Finally, the Maersk Kaya oil tanker completed a 13-day crossing from Amsterdam, Netherlands. It’s berthed next to the GPO Emerald.
Wednesday, Aug. 23
If all goes well, the ONE Eagle container ship is set to wrap a 23-day voyage from Colombo, Sri Lanka. The 364-metre-long container ship left on July 31 and passed through the Suez Canal on Aug. 11. The ship has a summer deadweight of 139,335 tonnes—which would likely cause it some problems if it had to pass through the Panama Canal right now.
Also due to arrive Wednesday are the Oceanex Sanderling ro-ro/cargo ship and the Atlantic Sky—the latter of which sounds like a follow-up song to Plaskett’s “Hey Moon.” The Oceanex Sanderling is inbound from St. John’s, NL, while the Atlantic Sky container ship is en route from Norfolk, Virginia.
Thursday, Aug. 24
The first cruise ship arrival of the week comes toward the week’s end: The 1,960-passenger Zuiderdam cruise ship is due at the Halifax Seaport on the return leg of a 35-day trip from Boston through Atlantic Canada, Greenland, Iceland, Scotland, the Netherlands and Ireland. Earlier in June, climate activists blocked the Zuiderdam from leaving port in Rotterdam, Netherlands, in the midst of a call for the Dutch city to ban cruise ship visits. (The luxury travel vessels have come under heightened scrutiny for their high carbon emissions in recent years, which can equate to roughly 150 tonnes of fuel for a single ship, every day.)

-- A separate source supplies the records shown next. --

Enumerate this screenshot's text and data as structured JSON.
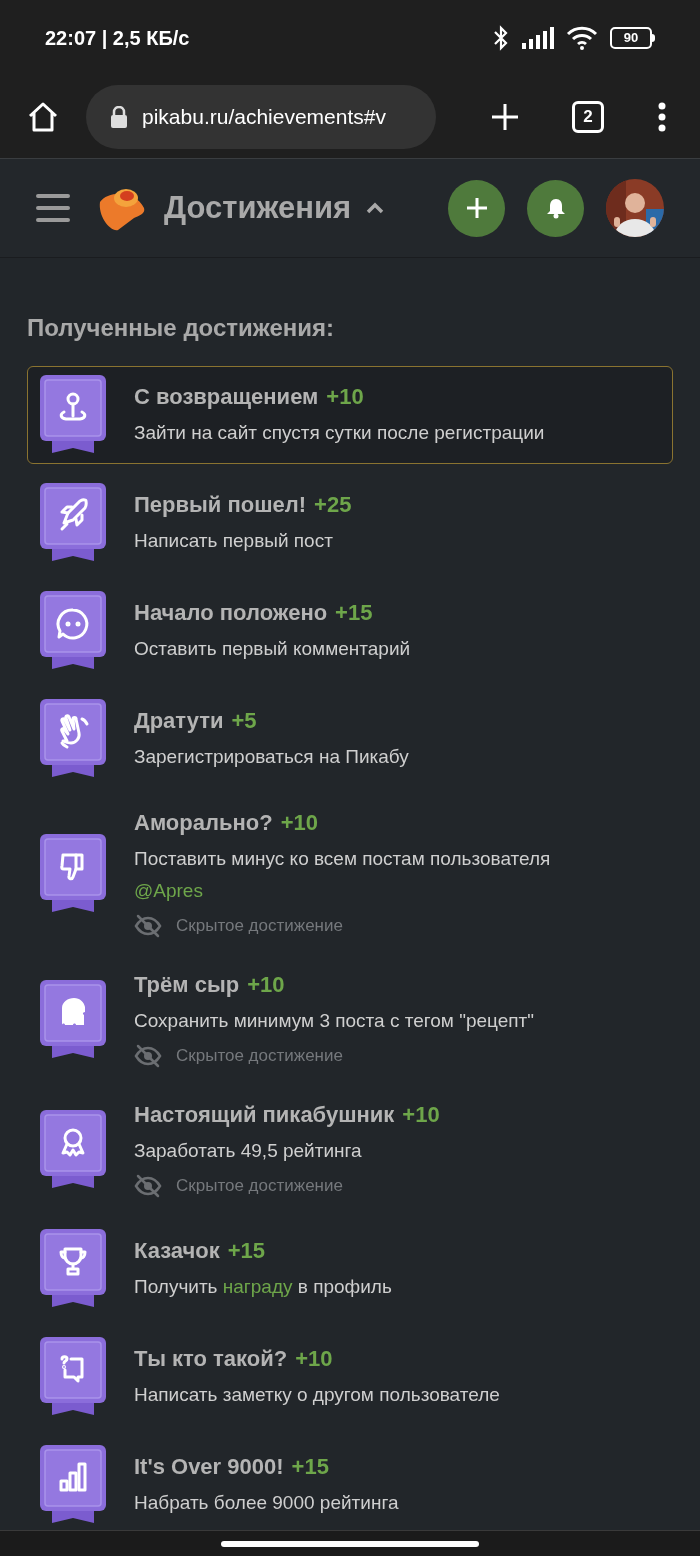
{
  "status_bar": {
    "time": "22:07 | 2,5 КБ/с",
    "battery": "90"
  },
  "browser": {
    "url": "pikabu.ru/achievements#v",
    "tab_count": "2"
  },
  "header": {
    "title": "Достижения",
    "expanded": true
  },
  "section_title": "Полученные достижения:",
  "achievements": [
    {
      "title": "С возвращением",
      "points": "+10",
      "description": [
        {
          "kind": "text",
          "text": "Зайти на сайт спустя сутки после регистрации"
        }
      ],
      "highlighted": true
    },
    {
      "title": "Первый пошел!",
      "points": "+25",
      "description": [
        {
          "kind": "text",
          "text": "Написать первый пост"
        }
      ],
      "highlighted": false
    },
    {
      "title": "Начало положено",
      "points": "+15",
      "description": [
        {
          "kind": "text",
          "text": "Оставить первый комментарий"
        }
      ],
      "highlighted": false
    },
    {
      "title": "Дратути",
      "points": "+5",
      "description": [
        {
          "kind": "text",
          "text": "Зарегистрироваться на Пикабу"
        }
      ],
      "highlighted": false
    },
    {
      "title": "Аморально?",
      "points": "+10",
      "description": [
        {
          "kind": "text",
          "text": "Поставить минус ко всем постам пользователя "
        },
        {
          "kind": "link",
          "text": "@Apres"
        }
      ],
      "note": "Скрытое достижение",
      "highlighted": false
    },
    {
      "title": "Трём сыр",
      "points": "+10",
      "description": [
        {
          "kind": "text",
          "text": "Сохранить минимум 3 поста с тегом \"рецепт\""
        }
      ],
      "note": "Скрытое достижение",
      "highlighted": false
    },
    {
      "title": "Настоящий пикабушник",
      "points": "+10",
      "description": [
        {
          "kind": "text",
          "text": "Заработать 49,5 рейтинга"
        }
      ],
      "note": "Скрытое достижение",
      "highlighted": false
    },
    {
      "title": "Казачок",
      "points": "+15",
      "description": [
        {
          "kind": "text",
          "text": "Получить "
        },
        {
          "kind": "link",
          "text": "награду"
        },
        {
          "kind": "text",
          "text": " в профиль"
        }
      ],
      "highlighted": false
    },
    {
      "title": "Ты кто такой?",
      "points": "+10",
      "description": [
        {
          "kind": "text",
          "text": "Написать заметку о другом пользователе"
        }
      ],
      "highlighted": false
    },
    {
      "title": "It's Over 9000!",
      "points": "+15",
      "description": [
        {
          "kind": "text",
          "text": "Набрать более 9000 рейтинга"
        }
      ],
      "highlighted": false
    }
  ]
}
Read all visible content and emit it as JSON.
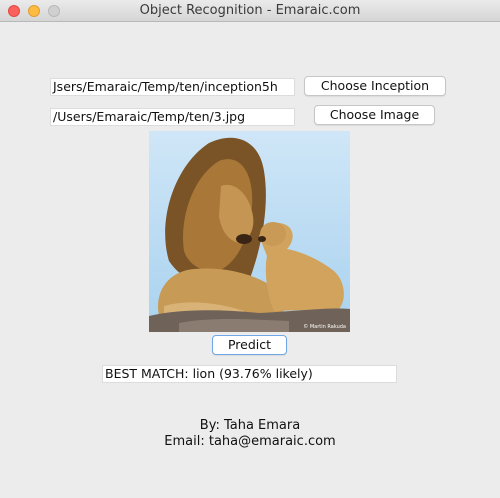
{
  "window": {
    "title": "Object Recognition - Emaraic.com"
  },
  "inception": {
    "path": "Jsers/Emaraic/Temp/ten/inception5h",
    "button_label": "Choose Inception"
  },
  "image": {
    "path": "/Users/Emaraic/Temp/ten/3.jpg",
    "button_label": "Choose Image",
    "credit": "© Martin Rakuda"
  },
  "predict": {
    "button_label": "Predict"
  },
  "result": {
    "text": "BEST MATCH: lion (93.76% likely)"
  },
  "footer": {
    "by": "By: Taha Emara",
    "email": "Email: taha@emaraic.com"
  }
}
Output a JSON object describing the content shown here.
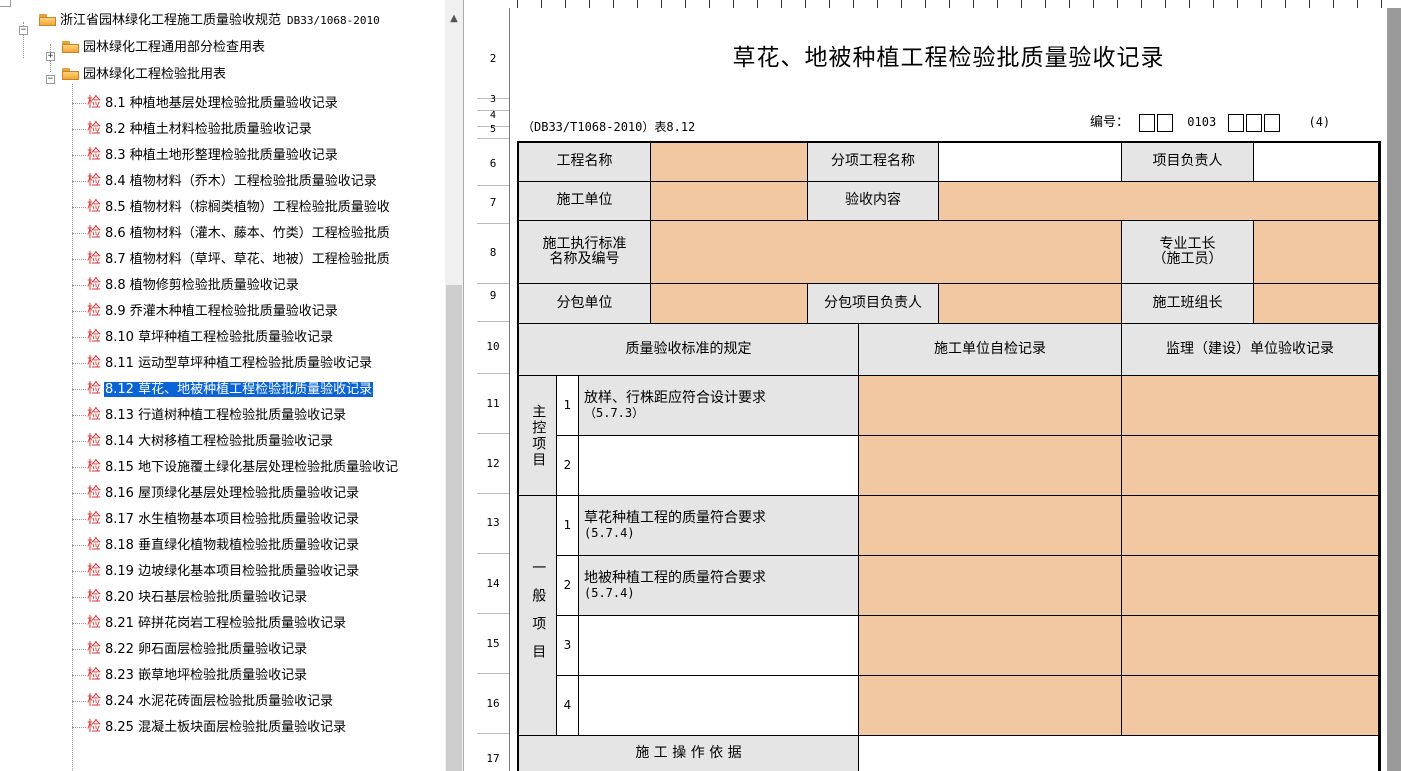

Later Thursday, the Nolhan Ava ro-ro/cargo ship and ONE Apus container ship are due for arrival. The former is expected from St. Pierre and Miquelon, while the latter is currently docked in Norfolk, Virginia.
Friday, Aug. 25
Traffic picks up in Halifax Harbour toward the week’s end: Four vessels are expected to arrive in port on Friday, including the Rita M oil tanker. The ship left Antwerp, Belgium, for Dartmouth on Aug. 15. (There is some debate over when the tanker will arrive; according to VesselFinder, it could come as early as Thursday morning.)
The Wallenius Wilhelmsen-owned and operated Oberon vehicle carrier is slated to arrive at Eastern Passage’s Autoport around 5:30am. The ship is currently en route from Southampton, UK, after stops in Spain, Belgium and Germany.
Lastly, the X-Press Sagarmala and NYK Constellation container ships are due at the South End Container Terminal and Fairview Cove Terminal, respectively. The former left Lisbon, Portugal, on Aug. 18, while the latter departed that same day from Antwerp.
Saturday, Aug. 26
When I was a kid growing up in Waterloo, Ont., I lobbied to spend every birthday lunch or dinner at the same restaurant: Mongolian Grill. Year after year after year my family would return, as faithfully as the sun would rise and the Maple Leafs would bungle another season. I loved the food, but it was the ritual I appreciated more—even if my family would’ve rather eaten elsewhere. That same devotion feels fitting to ascribe to the 1,430-passenger Zaandam cruise ship, set to make its 16th stop in Halifax this year. No other cruise ship comes even close to matching its devotion to donairs and overpriced boardwalk ice cream.
Rounding out the day’s expected arrivals are the Vistula Maersk, MSC Sao Paulo V, ZIM China and CMA CGM Laperouse container ships. The Laperouse—named for the French explorer who fought the British in Newfoundland and later shipwrecked in the Solomon Islands—is the largest ship of the bunch, at 366 metres long and with a carrying capacity of 165,422 tonnes. The ship comes to Halifax from Tanger Med, Morocco.
Sunday, Aug. 27
It’s a quieter end to the week, with just two scheduled arrivals: The 680-passenger Insignia cruise ship and Tropic Lissette container ship. The former stops in Halifax on the tail end of a 17-day voyage from Iceland to New York, while the latter is currently berthed in the US Virgin Islands.